▸ ABOUT THIS TASK: Return each line of the data below unchanged, please.

▸ MATERIAL PROVIDED:
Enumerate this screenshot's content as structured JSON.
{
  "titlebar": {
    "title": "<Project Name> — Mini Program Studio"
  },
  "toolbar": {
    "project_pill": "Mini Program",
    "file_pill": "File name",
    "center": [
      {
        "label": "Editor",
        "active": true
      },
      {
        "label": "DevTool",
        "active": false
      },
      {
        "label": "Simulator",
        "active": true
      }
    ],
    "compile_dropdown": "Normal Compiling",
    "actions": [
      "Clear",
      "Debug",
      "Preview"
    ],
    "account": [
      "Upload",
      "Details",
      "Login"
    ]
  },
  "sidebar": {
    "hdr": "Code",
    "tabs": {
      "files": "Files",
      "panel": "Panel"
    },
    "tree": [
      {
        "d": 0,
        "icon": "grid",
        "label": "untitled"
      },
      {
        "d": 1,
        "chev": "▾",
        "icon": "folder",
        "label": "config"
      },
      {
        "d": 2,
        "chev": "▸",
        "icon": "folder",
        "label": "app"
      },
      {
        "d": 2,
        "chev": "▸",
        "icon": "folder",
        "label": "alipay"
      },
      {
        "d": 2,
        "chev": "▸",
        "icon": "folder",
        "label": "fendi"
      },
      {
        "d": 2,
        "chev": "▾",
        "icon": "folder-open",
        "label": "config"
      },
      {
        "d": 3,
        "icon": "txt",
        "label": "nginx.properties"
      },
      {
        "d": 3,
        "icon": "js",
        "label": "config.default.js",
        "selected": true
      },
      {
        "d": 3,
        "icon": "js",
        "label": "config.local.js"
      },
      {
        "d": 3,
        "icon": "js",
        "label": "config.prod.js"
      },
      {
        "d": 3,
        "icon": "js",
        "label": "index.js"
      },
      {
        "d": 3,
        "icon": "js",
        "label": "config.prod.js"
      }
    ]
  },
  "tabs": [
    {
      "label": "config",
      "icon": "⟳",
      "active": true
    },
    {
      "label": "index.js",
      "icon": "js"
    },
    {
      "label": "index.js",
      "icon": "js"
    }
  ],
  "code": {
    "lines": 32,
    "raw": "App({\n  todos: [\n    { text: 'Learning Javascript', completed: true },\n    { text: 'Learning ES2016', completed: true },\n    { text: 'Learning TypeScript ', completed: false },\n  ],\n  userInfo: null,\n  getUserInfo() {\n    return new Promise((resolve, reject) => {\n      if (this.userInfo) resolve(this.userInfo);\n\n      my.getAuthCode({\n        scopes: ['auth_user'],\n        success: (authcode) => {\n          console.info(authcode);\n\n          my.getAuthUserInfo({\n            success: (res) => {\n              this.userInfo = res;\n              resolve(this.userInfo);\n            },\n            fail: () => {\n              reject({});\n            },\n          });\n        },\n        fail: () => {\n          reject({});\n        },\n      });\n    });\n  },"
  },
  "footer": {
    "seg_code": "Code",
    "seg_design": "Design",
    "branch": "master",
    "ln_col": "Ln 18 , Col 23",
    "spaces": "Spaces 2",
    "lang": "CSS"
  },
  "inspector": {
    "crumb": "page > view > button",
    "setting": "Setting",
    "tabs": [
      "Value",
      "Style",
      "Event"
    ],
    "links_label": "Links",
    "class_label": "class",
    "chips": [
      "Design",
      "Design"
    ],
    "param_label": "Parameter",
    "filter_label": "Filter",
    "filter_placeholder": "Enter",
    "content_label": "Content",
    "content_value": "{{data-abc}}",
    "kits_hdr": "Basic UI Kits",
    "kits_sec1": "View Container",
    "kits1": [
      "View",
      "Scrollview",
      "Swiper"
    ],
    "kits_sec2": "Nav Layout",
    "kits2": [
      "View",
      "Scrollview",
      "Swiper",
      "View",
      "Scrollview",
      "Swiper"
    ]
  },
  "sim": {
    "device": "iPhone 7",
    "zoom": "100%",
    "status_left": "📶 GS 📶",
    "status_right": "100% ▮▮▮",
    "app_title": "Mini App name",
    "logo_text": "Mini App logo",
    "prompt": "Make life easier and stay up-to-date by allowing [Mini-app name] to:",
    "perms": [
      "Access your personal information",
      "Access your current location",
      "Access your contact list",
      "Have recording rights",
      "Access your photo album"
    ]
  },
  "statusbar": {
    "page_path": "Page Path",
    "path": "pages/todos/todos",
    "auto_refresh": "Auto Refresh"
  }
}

▸ ANSWER BOX:
Enumerate this screenshot's content as structured JSON.
{
  "titlebar": {
    "title": "<Project Name> — Mini Program Studio"
  },
  "toolbar": {
    "project_pill": "Mini Program",
    "file_pill": "File name",
    "center": [
      {
        "label": "Editor",
        "active": true
      },
      {
        "label": "DevTool",
        "active": false
      },
      {
        "label": "Simulator",
        "active": true
      }
    ],
    "compile_dropdown": "Normal Compiling",
    "actions": [
      "Clear",
      "Debug",
      "Preview"
    ],
    "account": [
      "Upload",
      "Details",
      "Login"
    ]
  },
  "sidebar": {
    "hdr": "Code",
    "tabs": {
      "files": "Files",
      "panel": "Panel"
    },
    "tree": [
      {
        "d": 0,
        "icon": "grid",
        "label": "untitled"
      },
      {
        "d": 1,
        "chev": "▾",
        "icon": "folder",
        "label": "config"
      },
      {
        "d": 2,
        "chev": "▸",
        "icon": "folder",
        "label": "app"
      },
      {
        "d": 2,
        "chev": "▸",
        "icon": "folder",
        "label": "alipay"
      },
      {
        "d": 2,
        "chev": "▸",
        "icon": "folder",
        "label": "fendi"
      },
      {
        "d": 2,
        "chev": "▾",
        "icon": "folder-open",
        "label": "config"
      },
      {
        "d": 3,
        "icon": "txt",
        "label": "nginx.properties"
      },
      {
        "d": 3,
        "icon": "js",
        "label": "config.default.js",
        "selected": true
      },
      {
        "d": 3,
        "icon": "js",
        "label": "config.local.js"
      },
      {
        "d": 3,
        "icon": "js",
        "label": "config.prod.js"
      },
      {
        "d": 3,
        "icon": "js",
        "label": "index.js"
      },
      {
        "d": 3,
        "icon": "js",
        "label": "config.prod.js"
      }
    ]
  },
  "tabs": [
    {
      "label": "config",
      "icon": "⟳",
      "active": true
    },
    {
      "label": "index.js",
      "icon": "js"
    },
    {
      "label": "index.js",
      "icon": "js"
    }
  ],
  "code": {
    "lines": 32,
    "raw": "App({\n  todos: [\n    { text: 'Learning Javascript', completed: true },\n    { text: 'Learning ES2016', completed: true },\n    { text: 'Learning TypeScript ', completed: false },\n  ],\n  userInfo: null,\n  getUserInfo() {\n    return new Promise((resolve, reject) => {\n      if (this.userInfo) resolve(this.userInfo);\n\n      my.getAuthCode({\n        scopes: ['auth_user'],\n        success: (authcode) => {\n          console.info(authcode);\n\n          my.getAuthUserInfo({\n            success: (res) => {\n              this.userInfo = res;\n              resolve(this.userInfo);\n            },\n            fail: () => {\n              reject({});\n            },\n          });\n        },\n        fail: () => {\n          reject({});\n        },\n      });\n    });\n  },"
  },
  "footer": {
    "seg_code": "Code",
    "seg_design": "Design",
    "branch": "master",
    "ln_col": "Ln 18 , Col 23",
    "spaces": "Spaces 2",
    "lang": "CSS"
  },
  "inspector": {
    "crumb": "page > view > button",
    "setting": "Setting",
    "tabs": [
      "Value",
      "Style",
      "Event"
    ],
    "links_label": "Links",
    "class_label": "class",
    "chips": [
      "Design",
      "Design"
    ],
    "param_label": "Parameter",
    "filter_label": "Filter",
    "filter_placeholder": "Enter",
    "content_label": "Content",
    "content_value": "{{data-abc}}",
    "kits_hdr": "Basic UI Kits",
    "kits_sec1": "View Container",
    "kits1": [
      "View",
      "Scrollview",
      "Swiper"
    ],
    "kits_sec2": "Nav Layout",
    "kits2": [
      "View",
      "Scrollview",
      "Swiper",
      "View",
      "Scrollview",
      "Swiper"
    ]
  },
  "sim": {
    "device": "iPhone 7",
    "zoom": "100%",
    "status_left": "📶 GS 📶",
    "status_right": "100% ▮▮▮",
    "app_title": "Mini App name",
    "logo_text": "Mini App logo",
    "prompt": "Make life easier and stay up-to-date by allowing [Mini-app name] to:",
    "perms": [
      "Access your personal information",
      "Access your current location",
      "Access your contact list",
      "Have recording rights",
      "Access your photo album"
    ]
  },
  "statusbar": {
    "page_path": "Page Path",
    "path": "pages/todos/todos",
    "auto_refresh": "Auto Refresh"
  }
}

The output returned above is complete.